"To say that such proceedings constituted a `search' of the automobile would be stretching the English language to an unreasonable length. The officers saw the defendant in the actual commission of a misdemeanor before any search was made and rightly arrested him. The liquor was then seized. The keg and its contents were properly admitted in evidence." Ruiz v. State, 32 Ariz. supra at 123, 256 P. at 362.

Since we have concluded that there was no unreasonable search within the meaning of the Fourth Amendment of the Constitution of the United States, the only possible additional question is whether there has been an unreasonable seizure either of the jeep or its contents. There may be, of course, a search without a seizure or a seizure without a search. United States v. McDonnell (D.C.Neb., 1970), 315 F. Supp. 152.

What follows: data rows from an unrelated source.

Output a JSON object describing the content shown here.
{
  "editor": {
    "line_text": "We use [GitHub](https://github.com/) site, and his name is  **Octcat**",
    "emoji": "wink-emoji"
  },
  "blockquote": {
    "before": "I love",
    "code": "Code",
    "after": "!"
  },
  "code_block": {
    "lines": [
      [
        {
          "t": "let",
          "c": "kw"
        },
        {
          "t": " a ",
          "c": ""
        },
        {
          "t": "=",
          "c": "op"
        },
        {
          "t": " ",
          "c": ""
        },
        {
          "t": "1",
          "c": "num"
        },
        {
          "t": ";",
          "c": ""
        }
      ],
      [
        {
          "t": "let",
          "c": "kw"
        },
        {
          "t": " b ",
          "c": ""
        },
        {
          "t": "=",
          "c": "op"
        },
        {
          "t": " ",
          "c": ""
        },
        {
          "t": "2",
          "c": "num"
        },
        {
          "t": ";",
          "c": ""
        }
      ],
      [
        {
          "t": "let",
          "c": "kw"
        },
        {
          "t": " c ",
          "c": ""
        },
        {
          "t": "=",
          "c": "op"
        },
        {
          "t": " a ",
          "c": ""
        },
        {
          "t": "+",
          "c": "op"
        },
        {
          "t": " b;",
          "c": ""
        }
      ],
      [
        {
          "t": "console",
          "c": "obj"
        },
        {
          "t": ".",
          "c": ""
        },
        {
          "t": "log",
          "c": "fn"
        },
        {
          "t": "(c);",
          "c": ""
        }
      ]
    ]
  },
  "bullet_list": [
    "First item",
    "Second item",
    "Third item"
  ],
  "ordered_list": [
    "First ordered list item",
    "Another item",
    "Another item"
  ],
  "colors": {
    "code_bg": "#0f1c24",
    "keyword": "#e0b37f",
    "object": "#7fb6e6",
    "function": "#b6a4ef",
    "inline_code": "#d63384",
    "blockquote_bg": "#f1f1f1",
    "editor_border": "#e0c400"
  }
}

Here, on the stipulated facts, it was clear beyond any reasonable doubt to those officers present at the time of the seizure that the appellee in transporting marijuana in violation of Arizona law, A.R.S. § 36-1002.07, was transporting contraband. Rea v. United States, 350 U.S. 214, 76 S. Ct. 292, 100 L. Ed. 233 (1956). As contraband, the marijuana was subject to seizure then at the scene of the crashed vehicle or any time thereafter at the convenience of the law enforcement officers. "The seizure of contraband has been justified on the ground that the suspect has not even a bare possessory right to contraband." Fortas, concurring in Warden, Maryland Penitentiary v. Hayden, 387 U.S. 294, 311, 87 S. Ct. 1642, 1652, 18 L. Ed. 2d 782, 794 (1967).

It is also "well established that every sovereign state has jurisdiction to take charge of apparently abandoned or unclaimed property." Commonwealth v. Dollar Savings Bank, 259 Pa. 138, 102 A. 569, 1 A.L.R. 1048 (1917). Indeed, there is express statutory authority for the seizure of appellee's jeep. By A.R.S. § 28-1401.01, any law enforcement officer who has reasonable grounds to believe that a vehicle has been abandoned may remove such vehicle from any street, highway or public property. The flight of the appellee after the crash of the jeep is alone sufficient to establish its apparent abandonment and justifies the officers, as agents of the State, in taking charge of the jeep and contents immediately.

Moreover, by A.R.S. § 36-1042, any peace officer making or attempting to make an arrest for violation of Arizona's Uniform Narcotic Drug Act shall seize the vehicle used to transport unlawfully a narcotic drug or in which a narcotic drug is *392 unlawfully kept, deposited or concealed, or unlawfully possessed and the vehicle shall be held as evidence until its forfeiture is completed pursuant to A.R.S. § 36-1046.

We think, as did the courts in both United States v. Edwards (5th Cir., 1971), 441 F.2d 749, and Whitlock v. State, 124 Ga. App. 599, 185 S.E.2d 90 (1971), that the appellee's right to Fourth Amendment protection came to an end when he abandoned his vehicle and fled on foot. At this point, as the Edwards case said, "defendant could have no reasonable expectation of privacy with respect to his automobile." 441 F.2d supra at 751. The Fifth Circuit Court further said:

"It is clear that this personal right to Fourth Amendment protection of property against search and seizure is lost when the property is abandoned." 441 F.2d supra at 752.

For the foregoing reasons, we hold that the motion to suppress made by appellee, Thomas Denzle Childs, was erroneously granted.

The order is vacated and set aside.

HAYS, C.J., CAMERON, V.C.J., and LOCKWOOD and HOLOHAN, JJ., concur.